» TO DO
Report every line below that carries the word "title".

Website and app data records

###

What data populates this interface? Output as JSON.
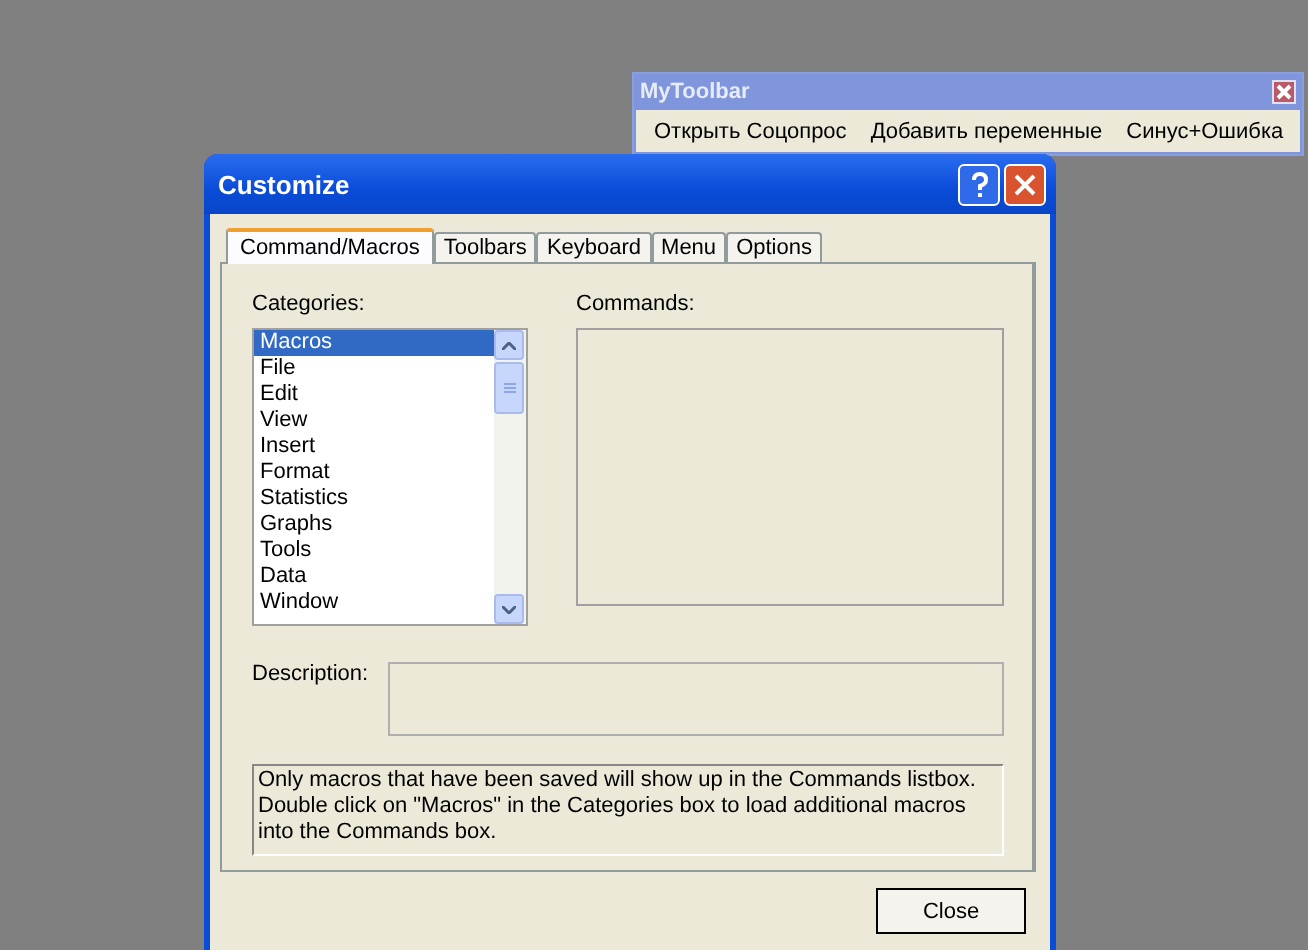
{
  "toolbar_window": {
    "title": "MyToolbar",
    "buttons": [
      "Открыть Соцопрос",
      "Добавить переменные",
      "Синус+Ошибка"
    ]
  },
  "dialog": {
    "title": "Customize",
    "tabs": [
      {
        "label": "Command/Macros",
        "selected": true
      },
      {
        "label": "Toolbars",
        "selected": false
      },
      {
        "label": "Keyboard",
        "selected": false
      },
      {
        "label": "Menu",
        "selected": false
      },
      {
        "label": "Options",
        "selected": false
      }
    ],
    "categories_label": "Categories:",
    "categories": [
      {
        "label": "Macros",
        "selected": true
      },
      {
        "label": "File",
        "selected": false
      },
      {
        "label": "Edit",
        "selected": false
      },
      {
        "label": "View",
        "selected": false
      },
      {
        "label": "Insert",
        "selected": false
      },
      {
        "label": "Format",
        "selected": false
      },
      {
        "label": "Statistics",
        "selected": false
      },
      {
        "label": "Graphs",
        "selected": false
      },
      {
        "label": "Tools",
        "selected": false
      },
      {
        "label": "Data",
        "selected": false
      },
      {
        "label": "Window",
        "selected": false
      }
    ],
    "commands_label": "Commands:",
    "description_label": "Description:",
    "info_text": "Only macros that have been saved will show up in the Commands listbox. Double click on \"Macros\" in the Categories box to load additional macros into the Commands box.",
    "close_button": "Close"
  }
}
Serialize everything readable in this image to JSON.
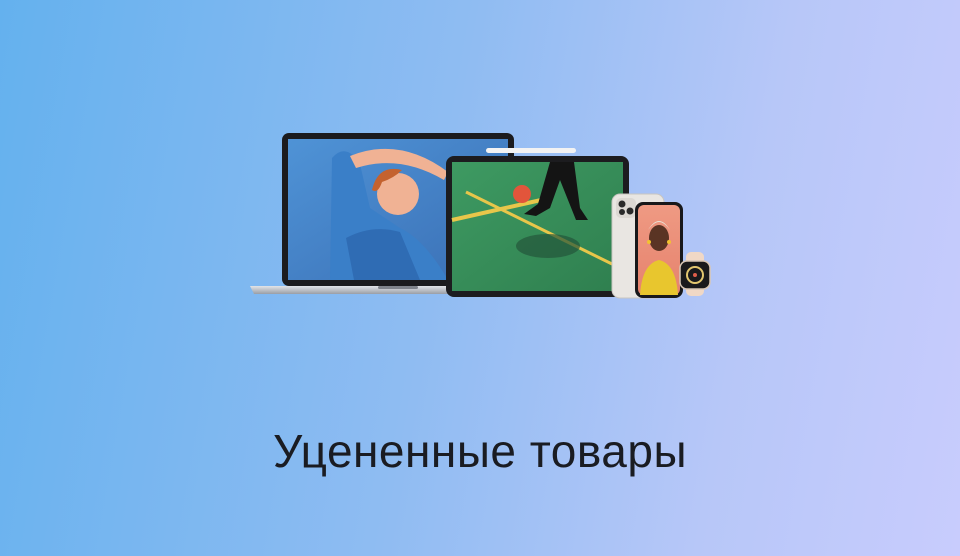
{
  "banner": {
    "title": "Уцененные товары",
    "background_colors": [
      "#64b1ee",
      "#c8ccfd"
    ]
  },
  "devices": {
    "items": [
      "laptop-icon",
      "tablet-icon",
      "phone-icon",
      "watch-icon"
    ]
  }
}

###

» WRITTEN SOLUTION
    "title": "MyToolbar",
    "title": "Customize",
    "title": "Уцененные товары",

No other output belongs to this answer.